> **INSTRUCTIONS TO FOLLOW**: For this exercise, repeat each entry exactly as written.

> **SOURCE INFORMATION**:
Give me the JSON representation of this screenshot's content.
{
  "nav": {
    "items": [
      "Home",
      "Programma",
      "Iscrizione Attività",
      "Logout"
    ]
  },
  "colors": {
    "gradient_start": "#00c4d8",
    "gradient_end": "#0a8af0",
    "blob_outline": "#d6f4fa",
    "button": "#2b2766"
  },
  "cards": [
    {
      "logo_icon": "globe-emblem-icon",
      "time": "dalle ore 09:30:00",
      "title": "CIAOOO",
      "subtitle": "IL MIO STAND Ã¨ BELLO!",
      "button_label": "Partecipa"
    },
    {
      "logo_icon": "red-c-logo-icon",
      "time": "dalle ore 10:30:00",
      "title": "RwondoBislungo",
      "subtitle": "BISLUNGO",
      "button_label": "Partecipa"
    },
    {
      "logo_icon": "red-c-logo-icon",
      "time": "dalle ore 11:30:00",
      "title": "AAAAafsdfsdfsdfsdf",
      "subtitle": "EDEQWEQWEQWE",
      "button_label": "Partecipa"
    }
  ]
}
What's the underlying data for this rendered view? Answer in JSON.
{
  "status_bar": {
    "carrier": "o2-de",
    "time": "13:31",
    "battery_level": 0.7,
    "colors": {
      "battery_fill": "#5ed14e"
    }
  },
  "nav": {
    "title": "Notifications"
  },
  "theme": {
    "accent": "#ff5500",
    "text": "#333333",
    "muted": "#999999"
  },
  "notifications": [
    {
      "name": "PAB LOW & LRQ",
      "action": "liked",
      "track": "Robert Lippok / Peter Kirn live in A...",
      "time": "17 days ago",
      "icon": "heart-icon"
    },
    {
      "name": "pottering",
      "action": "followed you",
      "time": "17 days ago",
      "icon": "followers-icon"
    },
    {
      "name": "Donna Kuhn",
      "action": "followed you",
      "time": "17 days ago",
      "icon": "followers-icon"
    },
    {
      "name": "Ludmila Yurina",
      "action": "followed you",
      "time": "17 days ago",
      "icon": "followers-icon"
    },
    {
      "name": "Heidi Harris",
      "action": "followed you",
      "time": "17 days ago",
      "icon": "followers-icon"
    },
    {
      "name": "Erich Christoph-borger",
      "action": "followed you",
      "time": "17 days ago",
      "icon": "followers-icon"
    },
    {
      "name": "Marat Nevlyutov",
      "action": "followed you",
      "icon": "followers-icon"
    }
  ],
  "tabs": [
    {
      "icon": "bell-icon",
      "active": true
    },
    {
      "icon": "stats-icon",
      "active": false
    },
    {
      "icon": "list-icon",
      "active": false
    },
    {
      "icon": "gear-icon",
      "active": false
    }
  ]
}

> **RESULT OF THE TASK**:
Give me the JSON representation of this screenshot's content.
{
  "nav": {
    "items": [
      "Home",
      "Programma",
      "Iscrizione Attività",
      "Logout"
    ]
  },
  "colors": {
    "gradient_start": "#00c4d8",
    "gradient_end": "#0a8af0",
    "blob_outline": "#d6f4fa",
    "button": "#2b2766"
  },
  "cards": [
    {
      "logo_icon": "globe-emblem-icon",
      "time": "dalle ore 09:30:00",
      "title": "CIAOOO",
      "subtitle": "IL MIO STAND Ã¨ BELLO!",
      "button_label": "Partecipa"
    },
    {
      "logo_icon": "red-c-logo-icon",
      "time": "dalle ore 10:30:00",
      "title": "RwondoBislungo",
      "subtitle": "BISLUNGO",
      "button_label": "Partecipa"
    },
    {
      "logo_icon": "red-c-logo-icon",
      "time": "dalle ore 11:30:00",
      "title": "AAAAafsdfsdfsdfsdf",
      "subtitle": "EDEQWEQWEQWE",
      "button_label": "Partecipa"
    }
  ]
}
What's the underlying data for this rendered view? Answer in JSON.
{
  "status_bar": {
    "carrier": "o2-de",
    "time": "13:31",
    "battery_level": 0.7,
    "colors": {
      "battery_fill": "#5ed14e"
    }
  },
  "nav": {
    "title": "Notifications"
  },
  "theme": {
    "accent": "#ff5500",
    "text": "#333333",
    "muted": "#999999"
  },
  "notifications": [
    {
      "name": "PAB LOW & LRQ",
      "action": "liked",
      "track": "Robert Lippok / Peter Kirn live in A...",
      "time": "17 days ago",
      "icon": "heart-icon"
    },
    {
      "name": "pottering",
      "action": "followed you",
      "time": "17 days ago",
      "icon": "followers-icon"
    },
    {
      "name": "Donna Kuhn",
      "action": "followed you",
      "time": "17 days ago",
      "icon": "followers-icon"
    },
    {
      "name": "Ludmila Yurina",
      "action": "followed you",
      "time": "17 days ago",
      "icon": "followers-icon"
    },
    {
      "name": "Heidi Harris",
      "action": "followed you",
      "time": "17 days ago",
      "icon": "followers-icon"
    },
    {
      "name": "Erich Christoph-borger",
      "action": "followed you",
      "time": "17 days ago",
      "icon": "followers-icon"
    },
    {
      "name": "Marat Nevlyutov",
      "action": "followed you",
      "icon": "followers-icon"
    }
  ],
  "tabs": [
    {
      "icon": "bell-icon",
      "active": true
    },
    {
      "icon": "stats-icon",
      "active": false
    },
    {
      "icon": "list-icon",
      "active": false
    },
    {
      "icon": "gear-icon",
      "active": false
    }
  ]
}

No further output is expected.